Element data from apps and pages:
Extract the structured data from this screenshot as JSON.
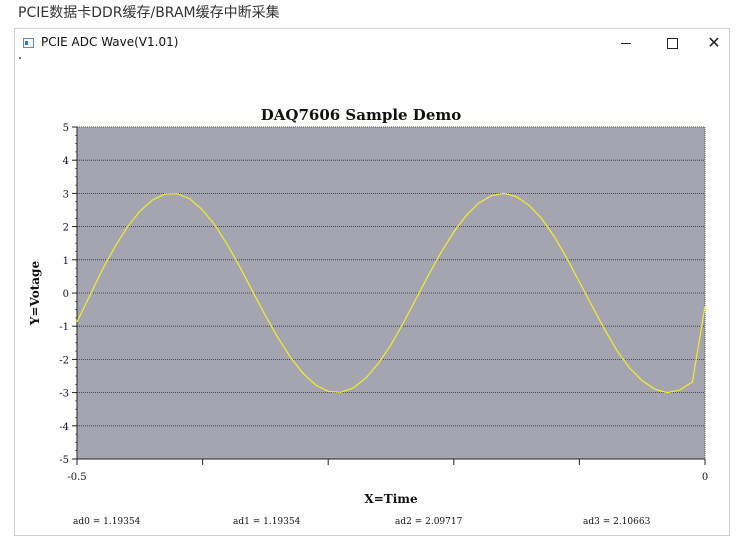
{
  "caption": "PCIE数据卡DDR缓存/BRAM缓存中断采集",
  "window": {
    "title": "PCIE ADC Wave(V1.01)",
    "controls": {
      "minimize": "–",
      "maximize": "☐",
      "close": "✕"
    }
  },
  "chart_data": {
    "type": "line",
    "title": "DAQ7606 Sample Demo",
    "xlabel": "X=Time",
    "ylabel": "Y=Votage",
    "xlim": [
      -0.5,
      0
    ],
    "ylim": [
      -5,
      5
    ],
    "x_tick_labels": [
      "-0.5",
      "0"
    ],
    "y_ticks": [
      5,
      4,
      3,
      2,
      1,
      0,
      -1,
      -2,
      -3,
      -4,
      -5
    ],
    "grid": true,
    "plot_bg": "#a5a5b1",
    "line_color": "#f2ee26",
    "series": [
      {
        "x": [
          -0.5,
          -0.49,
          -0.48,
          -0.47,
          -0.46,
          -0.45,
          -0.44,
          -0.43,
          -0.42,
          -0.41,
          -0.4,
          -0.39,
          -0.38,
          -0.37,
          -0.36,
          -0.35,
          -0.34,
          -0.33,
          -0.32,
          -0.31,
          -0.3,
          -0.29,
          -0.28,
          -0.27,
          -0.26,
          -0.25,
          -0.24,
          -0.23,
          -0.22,
          -0.21,
          -0.2,
          -0.19,
          -0.18,
          -0.17,
          -0.16,
          -0.15,
          -0.14,
          -0.13,
          -0.12,
          -0.11,
          -0.1,
          -0.09,
          -0.08,
          -0.07,
          -0.06,
          -0.05,
          -0.04,
          -0.03,
          -0.02,
          -0.01,
          0
        ],
        "values": [
          -0.87,
          -0.09,
          0.69,
          1.38,
          1.98,
          2.46,
          2.8,
          2.98,
          2.99,
          2.83,
          2.5,
          2.03,
          1.44,
          0.76,
          0.04,
          -0.68,
          -1.35,
          -1.94,
          -2.42,
          -2.77,
          -2.96,
          -2.99,
          -2.86,
          -2.56,
          -2.12,
          -1.56,
          -0.89,
          -0.17,
          0.55,
          1.23,
          1.84,
          2.34,
          2.71,
          2.93,
          3.0,
          2.9,
          2.64,
          2.24,
          1.7,
          1.05,
          0.33,
          -0.39,
          -1.09,
          -1.74,
          -2.26,
          -2.64,
          -2.9,
          -3.0,
          -2.92,
          -2.68,
          -0.4
        ]
      }
    ]
  },
  "status": {
    "ad0": "ad0 =  1.19354",
    "ad1": "ad1 =  1.19354",
    "ad2": "ad2 =  2.09717",
    "ad3": "ad3 =  2.10663"
  }
}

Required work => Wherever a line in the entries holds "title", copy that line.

Response area =>
    "title": "PCIE ADC Wave(V1.01)",
    "title": "DAQ7606 Sample Demo",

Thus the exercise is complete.